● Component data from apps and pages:
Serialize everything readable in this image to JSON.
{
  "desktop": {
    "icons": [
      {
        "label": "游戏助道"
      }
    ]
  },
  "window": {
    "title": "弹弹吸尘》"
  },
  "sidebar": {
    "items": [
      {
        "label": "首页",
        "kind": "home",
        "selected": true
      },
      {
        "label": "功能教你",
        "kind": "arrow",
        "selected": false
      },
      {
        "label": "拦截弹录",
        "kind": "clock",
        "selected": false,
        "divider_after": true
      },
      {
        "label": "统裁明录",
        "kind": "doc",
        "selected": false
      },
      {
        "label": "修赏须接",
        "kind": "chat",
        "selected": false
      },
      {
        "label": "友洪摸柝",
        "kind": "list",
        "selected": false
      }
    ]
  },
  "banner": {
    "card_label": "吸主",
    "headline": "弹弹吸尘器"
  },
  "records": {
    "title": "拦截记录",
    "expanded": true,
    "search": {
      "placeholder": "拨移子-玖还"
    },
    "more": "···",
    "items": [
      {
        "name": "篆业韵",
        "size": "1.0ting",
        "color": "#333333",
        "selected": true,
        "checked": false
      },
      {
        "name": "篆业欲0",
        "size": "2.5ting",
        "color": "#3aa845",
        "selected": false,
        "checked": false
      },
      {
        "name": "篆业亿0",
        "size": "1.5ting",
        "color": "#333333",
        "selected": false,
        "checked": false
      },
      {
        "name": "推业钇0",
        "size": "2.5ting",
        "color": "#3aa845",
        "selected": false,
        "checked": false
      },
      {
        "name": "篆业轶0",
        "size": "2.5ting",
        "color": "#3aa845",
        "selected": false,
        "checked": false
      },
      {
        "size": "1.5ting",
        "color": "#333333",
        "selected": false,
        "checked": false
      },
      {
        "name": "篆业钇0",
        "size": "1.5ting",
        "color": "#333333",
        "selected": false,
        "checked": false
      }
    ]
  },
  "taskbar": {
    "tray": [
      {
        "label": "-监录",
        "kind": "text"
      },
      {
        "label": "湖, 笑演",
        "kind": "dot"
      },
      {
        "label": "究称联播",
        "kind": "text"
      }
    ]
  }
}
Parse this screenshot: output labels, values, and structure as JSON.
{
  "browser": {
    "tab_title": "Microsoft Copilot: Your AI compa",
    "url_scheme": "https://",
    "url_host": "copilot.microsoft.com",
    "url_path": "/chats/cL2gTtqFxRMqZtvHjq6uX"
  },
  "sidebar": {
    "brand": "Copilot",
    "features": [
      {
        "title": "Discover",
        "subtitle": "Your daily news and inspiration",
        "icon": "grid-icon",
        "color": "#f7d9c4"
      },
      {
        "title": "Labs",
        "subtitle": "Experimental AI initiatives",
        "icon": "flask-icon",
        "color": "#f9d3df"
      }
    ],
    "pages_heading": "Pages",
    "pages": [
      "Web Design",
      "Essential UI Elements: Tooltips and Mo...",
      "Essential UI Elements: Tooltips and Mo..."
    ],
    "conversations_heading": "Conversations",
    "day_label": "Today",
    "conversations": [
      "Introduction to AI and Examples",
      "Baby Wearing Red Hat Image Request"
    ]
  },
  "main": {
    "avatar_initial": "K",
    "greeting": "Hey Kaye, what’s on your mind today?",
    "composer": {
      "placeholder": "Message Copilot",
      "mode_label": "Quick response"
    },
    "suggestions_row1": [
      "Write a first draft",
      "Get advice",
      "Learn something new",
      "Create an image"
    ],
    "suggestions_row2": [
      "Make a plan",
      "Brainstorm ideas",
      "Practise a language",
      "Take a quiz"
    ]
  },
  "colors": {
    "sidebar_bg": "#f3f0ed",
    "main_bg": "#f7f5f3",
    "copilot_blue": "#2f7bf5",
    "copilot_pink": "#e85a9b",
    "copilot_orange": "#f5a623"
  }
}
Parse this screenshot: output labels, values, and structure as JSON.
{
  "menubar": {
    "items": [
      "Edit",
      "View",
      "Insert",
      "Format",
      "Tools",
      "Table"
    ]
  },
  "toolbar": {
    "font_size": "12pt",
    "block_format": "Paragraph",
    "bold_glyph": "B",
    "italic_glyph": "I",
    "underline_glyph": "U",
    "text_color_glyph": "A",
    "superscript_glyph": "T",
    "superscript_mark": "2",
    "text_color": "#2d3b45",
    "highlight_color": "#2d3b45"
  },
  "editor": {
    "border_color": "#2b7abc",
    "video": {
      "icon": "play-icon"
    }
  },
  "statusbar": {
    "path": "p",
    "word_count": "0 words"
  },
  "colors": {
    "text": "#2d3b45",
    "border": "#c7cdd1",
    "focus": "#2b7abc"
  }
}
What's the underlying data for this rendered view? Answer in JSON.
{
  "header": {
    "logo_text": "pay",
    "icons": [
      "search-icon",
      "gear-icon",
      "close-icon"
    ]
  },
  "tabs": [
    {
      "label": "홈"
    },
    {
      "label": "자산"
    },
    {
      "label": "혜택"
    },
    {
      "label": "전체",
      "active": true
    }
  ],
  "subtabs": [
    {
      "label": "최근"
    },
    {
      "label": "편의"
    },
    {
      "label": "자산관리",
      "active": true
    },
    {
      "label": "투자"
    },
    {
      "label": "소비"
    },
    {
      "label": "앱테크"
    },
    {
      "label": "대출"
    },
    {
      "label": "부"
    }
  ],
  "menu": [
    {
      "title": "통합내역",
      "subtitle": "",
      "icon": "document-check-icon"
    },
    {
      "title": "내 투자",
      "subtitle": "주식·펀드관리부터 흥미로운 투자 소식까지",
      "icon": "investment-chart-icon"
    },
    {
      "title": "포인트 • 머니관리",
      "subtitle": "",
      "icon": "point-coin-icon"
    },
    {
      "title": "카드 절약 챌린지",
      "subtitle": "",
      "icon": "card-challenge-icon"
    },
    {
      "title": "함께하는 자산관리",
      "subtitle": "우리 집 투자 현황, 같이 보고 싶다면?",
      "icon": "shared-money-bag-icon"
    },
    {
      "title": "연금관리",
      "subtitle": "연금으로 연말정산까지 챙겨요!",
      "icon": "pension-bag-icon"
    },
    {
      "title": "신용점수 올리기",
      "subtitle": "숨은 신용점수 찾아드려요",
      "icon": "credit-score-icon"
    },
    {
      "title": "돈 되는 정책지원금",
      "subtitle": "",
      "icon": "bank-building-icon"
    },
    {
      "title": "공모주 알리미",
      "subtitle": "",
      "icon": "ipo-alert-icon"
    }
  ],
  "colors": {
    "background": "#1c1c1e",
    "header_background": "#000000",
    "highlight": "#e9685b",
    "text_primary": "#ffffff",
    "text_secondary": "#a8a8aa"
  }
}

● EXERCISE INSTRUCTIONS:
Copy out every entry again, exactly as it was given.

● YOUR RESPONSE:
Serialize everything readable in this image to JSON.
{
  "desktop": {
    "icons": [
      {
        "label": "游戏助道"
      }
    ]
  },
  "window": {
    "title": "弹弹吸尘》"
  },
  "sidebar": {
    "items": [
      {
        "label": "首页",
        "kind": "home",
        "selected": true
      },
      {
        "label": "功能教你",
        "kind": "arrow",
        "selected": false
      },
      {
        "label": "拦截弹录",
        "kind": "clock",
        "selected": false,
        "divider_after": true
      },
      {
        "label": "统裁明录",
        "kind": "doc",
        "selected": false
      },
      {
        "label": "修赏须接",
        "kind": "chat",
        "selected": false
      },
      {
        "label": "友洪摸柝",
        "kind": "list",
        "selected": false
      }
    ]
  },
  "banner": {
    "card_label": "吸主",
    "headline": "弹弹吸尘器"
  },
  "records": {
    "title": "拦截记录",
    "expanded": true,
    "search": {
      "placeholder": "拨移子-玖还"
    },
    "more": "···",
    "items": [
      {
        "name": "篆业韵",
        "size": "1.0ting",
        "color": "#333333",
        "selected": true,
        "checked": false
      },
      {
        "name": "篆业欲0",
        "size": "2.5ting",
        "color": "#3aa845",
        "selected": false,
        "checked": false
      },
      {
        "name": "篆业亿0",
        "size": "1.5ting",
        "color": "#333333",
        "selected": false,
        "checked": false
      },
      {
        "name": "推业钇0",
        "size": "2.5ting",
        "color": "#3aa845",
        "selected": false,
        "checked": false
      },
      {
        "name": "篆业轶0",
        "size": "2.5ting",
        "color": "#3aa845",
        "selected": false,
        "checked": false
      },
      {
        "size": "1.5ting",
        "color": "#333333",
        "selected": false,
        "checked": false
      },
      {
        "name": "篆业钇0",
        "size": "1.5ting",
        "color": "#333333",
        "selected": false,
        "checked": false
      }
    ]
  },
  "taskbar": {
    "tray": [
      {
        "label": "-监录",
        "kind": "text"
      },
      {
        "label": "湖, 笑演",
        "kind": "dot"
      },
      {
        "label": "究称联播",
        "kind": "text"
      }
    ]
  }
}
Parse this screenshot: output labels, values, and structure as JSON.
{
  "browser": {
    "tab_title": "Microsoft Copilot: Your AI compa",
    "url_scheme": "https://",
    "url_host": "copilot.microsoft.com",
    "url_path": "/chats/cL2gTtqFxRMqZtvHjq6uX"
  },
  "sidebar": {
    "brand": "Copilot",
    "features": [
      {
        "title": "Discover",
        "subtitle": "Your daily news and inspiration",
        "icon": "grid-icon",
        "color": "#f7d9c4"
      },
      {
        "title": "Labs",
        "subtitle": "Experimental AI initiatives",
        "icon": "flask-icon",
        "color": "#f9d3df"
      }
    ],
    "pages_heading": "Pages",
    "pages": [
      "Web Design",
      "Essential UI Elements: Tooltips and Mo...",
      "Essential UI Elements: Tooltips and Mo..."
    ],
    "conversations_heading": "Conversations",
    "day_label": "Today",
    "conversations": [
      "Introduction to AI and Examples",
      "Baby Wearing Red Hat Image Request"
    ]
  },
  "main": {
    "avatar_initial": "K",
    "greeting": "Hey Kaye, what’s on your mind today?",
    "composer": {
      "placeholder": "Message Copilot",
      "mode_label": "Quick response"
    },
    "suggestions_row1": [
      "Write a first draft",
      "Get advice",
      "Learn something new",
      "Create an image"
    ],
    "suggestions_row2": [
      "Make a plan",
      "Brainstorm ideas",
      "Practise a language",
      "Take a quiz"
    ]
  },
  "colors": {
    "sidebar_bg": "#f3f0ed",
    "main_bg": "#f7f5f3",
    "copilot_blue": "#2f7bf5",
    "copilot_pink": "#e85a9b",
    "copilot_orange": "#f5a623"
  }
}
Parse this screenshot: output labels, values, and structure as JSON.
{
  "menubar": {
    "items": [
      "Edit",
      "View",
      "Insert",
      "Format",
      "Tools",
      "Table"
    ]
  },
  "toolbar": {
    "font_size": "12pt",
    "block_format": "Paragraph",
    "bold_glyph": "B",
    "italic_glyph": "I",
    "underline_glyph": "U",
    "text_color_glyph": "A",
    "superscript_glyph": "T",
    "superscript_mark": "2",
    "text_color": "#2d3b45",
    "highlight_color": "#2d3b45"
  },
  "editor": {
    "border_color": "#2b7abc",
    "video": {
      "icon": "play-icon"
    }
  },
  "statusbar": {
    "path": "p",
    "word_count": "0 words"
  },
  "colors": {
    "text": "#2d3b45",
    "border": "#c7cdd1",
    "focus": "#2b7abc"
  }
}
What's the underlying data for this rendered view? Answer in JSON.
{
  "header": {
    "logo_text": "pay",
    "icons": [
      "search-icon",
      "gear-icon",
      "close-icon"
    ]
  },
  "tabs": [
    {
      "label": "홈"
    },
    {
      "label": "자산"
    },
    {
      "label": "혜택"
    },
    {
      "label": "전체",
      "active": true
    }
  ],
  "subtabs": [
    {
      "label": "최근"
    },
    {
      "label": "편의"
    },
    {
      "label": "자산관리",
      "active": true
    },
    {
      "label": "투자"
    },
    {
      "label": "소비"
    },
    {
      "label": "앱테크"
    },
    {
      "label": "대출"
    },
    {
      "label": "부"
    }
  ],
  "menu": [
    {
      "title": "통합내역",
      "subtitle": "",
      "icon": "document-check-icon"
    },
    {
      "title": "내 투자",
      "subtitle": "주식·펀드관리부터 흥미로운 투자 소식까지",
      "icon": "investment-chart-icon"
    },
    {
      "title": "포인트 • 머니관리",
      "subtitle": "",
      "icon": "point-coin-icon"
    },
    {
      "title": "카드 절약 챌린지",
      "subtitle": "",
      "icon": "card-challenge-icon"
    },
    {
      "title": "함께하는 자산관리",
      "subtitle": "우리 집 투자 현황, 같이 보고 싶다면?",
      "icon": "shared-money-bag-icon"
    },
    {
      "title": "연금관리",
      "subtitle": "연금으로 연말정산까지 챙겨요!",
      "icon": "pension-bag-icon"
    },
    {
      "title": "신용점수 올리기",
      "subtitle": "숨은 신용점수 찾아드려요",
      "icon": "credit-score-icon"
    },
    {
      "title": "돈 되는 정책지원금",
      "subtitle": "",
      "icon": "bank-building-icon"
    },
    {
      "title": "공모주 알리미",
      "subtitle": "",
      "icon": "ipo-alert-icon"
    }
  ],
  "colors": {
    "background": "#1c1c1e",
    "header_background": "#000000",
    "highlight": "#e9685b",
    "text_primary": "#ffffff",
    "text_secondary": "#a8a8aa"
  }
}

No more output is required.